→ **Exercise requirements**:
When the word "content" shows up in a line of the records below, copy that line.
╭─ Provided information
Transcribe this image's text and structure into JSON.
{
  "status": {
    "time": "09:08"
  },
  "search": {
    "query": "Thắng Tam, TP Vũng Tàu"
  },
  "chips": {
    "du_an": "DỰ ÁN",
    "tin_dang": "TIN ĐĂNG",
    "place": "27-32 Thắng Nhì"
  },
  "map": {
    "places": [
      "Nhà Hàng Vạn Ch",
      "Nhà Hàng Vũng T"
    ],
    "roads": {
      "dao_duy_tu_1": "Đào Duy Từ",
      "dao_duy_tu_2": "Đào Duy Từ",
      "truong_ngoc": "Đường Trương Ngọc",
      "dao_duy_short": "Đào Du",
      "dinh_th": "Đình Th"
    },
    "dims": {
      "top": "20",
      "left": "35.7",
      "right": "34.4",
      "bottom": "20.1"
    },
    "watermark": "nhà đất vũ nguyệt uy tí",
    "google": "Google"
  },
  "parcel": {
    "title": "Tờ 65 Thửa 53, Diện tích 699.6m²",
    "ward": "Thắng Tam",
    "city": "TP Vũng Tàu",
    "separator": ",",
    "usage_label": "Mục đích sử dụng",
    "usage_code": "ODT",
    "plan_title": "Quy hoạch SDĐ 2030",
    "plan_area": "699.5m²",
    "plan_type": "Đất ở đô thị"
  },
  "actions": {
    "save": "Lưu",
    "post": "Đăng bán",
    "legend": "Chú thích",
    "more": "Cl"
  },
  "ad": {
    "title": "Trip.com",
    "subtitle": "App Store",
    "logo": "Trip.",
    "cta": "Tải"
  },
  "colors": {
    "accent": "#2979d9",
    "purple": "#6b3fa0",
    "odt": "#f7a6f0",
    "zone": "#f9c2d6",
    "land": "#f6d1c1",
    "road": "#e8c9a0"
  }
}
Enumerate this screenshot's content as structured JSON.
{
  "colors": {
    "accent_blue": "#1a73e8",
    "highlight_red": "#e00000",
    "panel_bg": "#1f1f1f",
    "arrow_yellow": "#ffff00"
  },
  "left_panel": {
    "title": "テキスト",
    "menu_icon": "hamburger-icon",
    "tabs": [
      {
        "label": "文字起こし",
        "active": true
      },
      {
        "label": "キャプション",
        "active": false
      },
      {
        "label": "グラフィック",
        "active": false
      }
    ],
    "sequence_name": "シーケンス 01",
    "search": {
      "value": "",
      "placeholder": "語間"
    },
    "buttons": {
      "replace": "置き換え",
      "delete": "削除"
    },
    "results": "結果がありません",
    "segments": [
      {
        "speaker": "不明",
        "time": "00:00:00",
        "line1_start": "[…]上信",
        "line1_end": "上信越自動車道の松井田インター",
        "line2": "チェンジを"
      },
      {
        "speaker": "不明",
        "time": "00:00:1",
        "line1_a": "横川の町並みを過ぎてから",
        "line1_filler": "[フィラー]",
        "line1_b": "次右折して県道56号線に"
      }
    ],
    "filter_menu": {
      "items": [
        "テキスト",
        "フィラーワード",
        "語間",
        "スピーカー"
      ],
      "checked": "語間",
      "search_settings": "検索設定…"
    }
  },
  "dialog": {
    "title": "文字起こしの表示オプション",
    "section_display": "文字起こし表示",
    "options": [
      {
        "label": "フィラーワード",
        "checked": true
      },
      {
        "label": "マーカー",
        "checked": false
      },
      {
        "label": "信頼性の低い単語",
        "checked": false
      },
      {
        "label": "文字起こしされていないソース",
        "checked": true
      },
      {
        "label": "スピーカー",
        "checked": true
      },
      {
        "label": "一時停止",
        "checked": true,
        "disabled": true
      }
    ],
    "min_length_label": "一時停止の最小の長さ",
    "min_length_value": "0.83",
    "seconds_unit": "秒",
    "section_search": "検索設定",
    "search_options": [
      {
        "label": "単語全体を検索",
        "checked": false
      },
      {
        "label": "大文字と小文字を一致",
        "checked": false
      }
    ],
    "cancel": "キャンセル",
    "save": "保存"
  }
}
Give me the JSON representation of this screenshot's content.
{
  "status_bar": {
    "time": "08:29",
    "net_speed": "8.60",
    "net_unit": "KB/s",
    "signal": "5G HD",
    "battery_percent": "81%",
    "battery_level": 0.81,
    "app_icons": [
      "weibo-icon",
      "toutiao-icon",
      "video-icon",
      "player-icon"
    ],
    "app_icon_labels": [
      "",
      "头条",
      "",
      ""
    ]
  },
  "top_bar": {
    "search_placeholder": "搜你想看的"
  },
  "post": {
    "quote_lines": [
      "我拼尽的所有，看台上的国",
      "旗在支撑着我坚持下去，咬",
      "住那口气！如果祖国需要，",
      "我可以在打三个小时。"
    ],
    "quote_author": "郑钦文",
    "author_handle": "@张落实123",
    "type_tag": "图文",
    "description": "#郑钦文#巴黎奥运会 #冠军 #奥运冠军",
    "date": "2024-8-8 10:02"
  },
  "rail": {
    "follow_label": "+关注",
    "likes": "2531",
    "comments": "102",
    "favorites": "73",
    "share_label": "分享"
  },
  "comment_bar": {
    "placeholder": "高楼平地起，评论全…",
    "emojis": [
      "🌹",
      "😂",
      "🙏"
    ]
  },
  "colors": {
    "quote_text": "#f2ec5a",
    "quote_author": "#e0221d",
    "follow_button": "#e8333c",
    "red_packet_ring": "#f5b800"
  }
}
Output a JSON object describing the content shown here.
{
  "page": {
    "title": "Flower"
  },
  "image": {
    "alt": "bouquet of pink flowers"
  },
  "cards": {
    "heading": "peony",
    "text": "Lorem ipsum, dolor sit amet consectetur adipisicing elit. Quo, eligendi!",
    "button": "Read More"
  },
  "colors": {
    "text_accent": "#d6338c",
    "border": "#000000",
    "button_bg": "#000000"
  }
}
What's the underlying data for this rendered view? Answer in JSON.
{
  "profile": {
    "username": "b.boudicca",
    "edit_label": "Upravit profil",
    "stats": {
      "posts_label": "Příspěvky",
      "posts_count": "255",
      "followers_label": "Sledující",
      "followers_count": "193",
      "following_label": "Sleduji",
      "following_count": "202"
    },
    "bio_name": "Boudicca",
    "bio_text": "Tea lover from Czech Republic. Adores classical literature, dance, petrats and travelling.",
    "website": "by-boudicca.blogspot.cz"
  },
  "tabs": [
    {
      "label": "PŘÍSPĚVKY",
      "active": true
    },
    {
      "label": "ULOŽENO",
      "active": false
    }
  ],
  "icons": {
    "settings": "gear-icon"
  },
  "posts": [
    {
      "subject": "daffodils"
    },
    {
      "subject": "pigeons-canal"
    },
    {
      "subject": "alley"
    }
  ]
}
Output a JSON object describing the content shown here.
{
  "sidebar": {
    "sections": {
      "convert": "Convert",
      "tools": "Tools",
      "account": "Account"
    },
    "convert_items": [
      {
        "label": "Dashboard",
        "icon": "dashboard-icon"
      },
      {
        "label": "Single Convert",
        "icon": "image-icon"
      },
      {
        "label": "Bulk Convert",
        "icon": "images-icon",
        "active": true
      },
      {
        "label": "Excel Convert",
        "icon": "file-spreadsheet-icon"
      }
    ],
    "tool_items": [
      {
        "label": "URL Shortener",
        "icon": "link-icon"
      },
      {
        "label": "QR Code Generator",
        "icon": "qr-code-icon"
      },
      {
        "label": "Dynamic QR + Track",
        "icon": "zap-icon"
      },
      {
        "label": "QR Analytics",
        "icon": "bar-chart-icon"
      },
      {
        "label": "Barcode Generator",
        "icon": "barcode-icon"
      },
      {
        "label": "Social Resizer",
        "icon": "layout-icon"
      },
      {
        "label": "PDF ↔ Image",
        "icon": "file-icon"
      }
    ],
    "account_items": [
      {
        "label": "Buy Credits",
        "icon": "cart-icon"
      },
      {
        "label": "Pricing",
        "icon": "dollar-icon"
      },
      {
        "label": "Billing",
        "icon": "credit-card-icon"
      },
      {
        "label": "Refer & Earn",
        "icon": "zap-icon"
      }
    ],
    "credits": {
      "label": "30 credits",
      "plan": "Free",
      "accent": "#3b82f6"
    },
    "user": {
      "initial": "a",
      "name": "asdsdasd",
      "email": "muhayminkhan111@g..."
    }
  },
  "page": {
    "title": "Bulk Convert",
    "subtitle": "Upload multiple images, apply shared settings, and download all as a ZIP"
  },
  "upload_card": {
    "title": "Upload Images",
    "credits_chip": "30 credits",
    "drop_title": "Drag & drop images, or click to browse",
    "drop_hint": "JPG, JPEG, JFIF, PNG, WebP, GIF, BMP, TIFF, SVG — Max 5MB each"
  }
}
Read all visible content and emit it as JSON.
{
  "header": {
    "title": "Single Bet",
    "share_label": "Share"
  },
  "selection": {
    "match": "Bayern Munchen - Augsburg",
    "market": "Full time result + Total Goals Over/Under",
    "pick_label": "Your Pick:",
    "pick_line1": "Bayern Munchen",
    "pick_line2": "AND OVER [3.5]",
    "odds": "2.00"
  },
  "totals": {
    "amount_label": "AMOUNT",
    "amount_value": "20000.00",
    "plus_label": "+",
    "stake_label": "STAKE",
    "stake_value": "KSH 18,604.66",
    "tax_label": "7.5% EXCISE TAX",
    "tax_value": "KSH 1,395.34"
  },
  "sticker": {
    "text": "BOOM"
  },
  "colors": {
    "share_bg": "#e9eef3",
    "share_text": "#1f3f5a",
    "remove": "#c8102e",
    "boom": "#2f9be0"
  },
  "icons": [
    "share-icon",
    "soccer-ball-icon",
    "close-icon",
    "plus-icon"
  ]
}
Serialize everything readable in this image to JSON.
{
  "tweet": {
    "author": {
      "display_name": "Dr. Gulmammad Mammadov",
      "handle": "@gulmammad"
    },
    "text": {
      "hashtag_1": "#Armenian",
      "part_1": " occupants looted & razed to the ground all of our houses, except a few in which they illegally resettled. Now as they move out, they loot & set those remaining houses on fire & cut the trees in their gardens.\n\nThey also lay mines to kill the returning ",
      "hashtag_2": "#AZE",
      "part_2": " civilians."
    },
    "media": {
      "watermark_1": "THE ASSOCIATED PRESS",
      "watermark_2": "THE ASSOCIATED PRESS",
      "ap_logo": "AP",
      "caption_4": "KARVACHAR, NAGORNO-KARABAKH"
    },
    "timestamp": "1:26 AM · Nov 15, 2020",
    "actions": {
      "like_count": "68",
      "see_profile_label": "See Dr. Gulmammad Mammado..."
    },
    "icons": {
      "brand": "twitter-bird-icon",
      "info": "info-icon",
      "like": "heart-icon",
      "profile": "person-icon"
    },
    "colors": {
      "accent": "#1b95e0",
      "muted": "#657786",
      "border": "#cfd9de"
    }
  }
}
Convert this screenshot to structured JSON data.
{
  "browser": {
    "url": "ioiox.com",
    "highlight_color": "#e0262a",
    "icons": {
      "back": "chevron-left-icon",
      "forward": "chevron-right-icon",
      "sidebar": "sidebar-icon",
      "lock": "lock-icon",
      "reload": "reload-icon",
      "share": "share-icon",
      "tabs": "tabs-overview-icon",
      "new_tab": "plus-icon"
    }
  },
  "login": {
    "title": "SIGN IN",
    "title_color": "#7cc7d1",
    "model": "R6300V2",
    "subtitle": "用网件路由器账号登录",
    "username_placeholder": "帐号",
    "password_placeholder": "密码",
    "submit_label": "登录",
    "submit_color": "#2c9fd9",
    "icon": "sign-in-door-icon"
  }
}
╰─
→ **The answer**:
Enumerate this screenshot's content as structured JSON.
Give me the JSON representation of this screenshot's content.
Output a JSON object describing the content shown here.
Output a JSON object describing the content shown here.
Read all visible content and emit it as JSON.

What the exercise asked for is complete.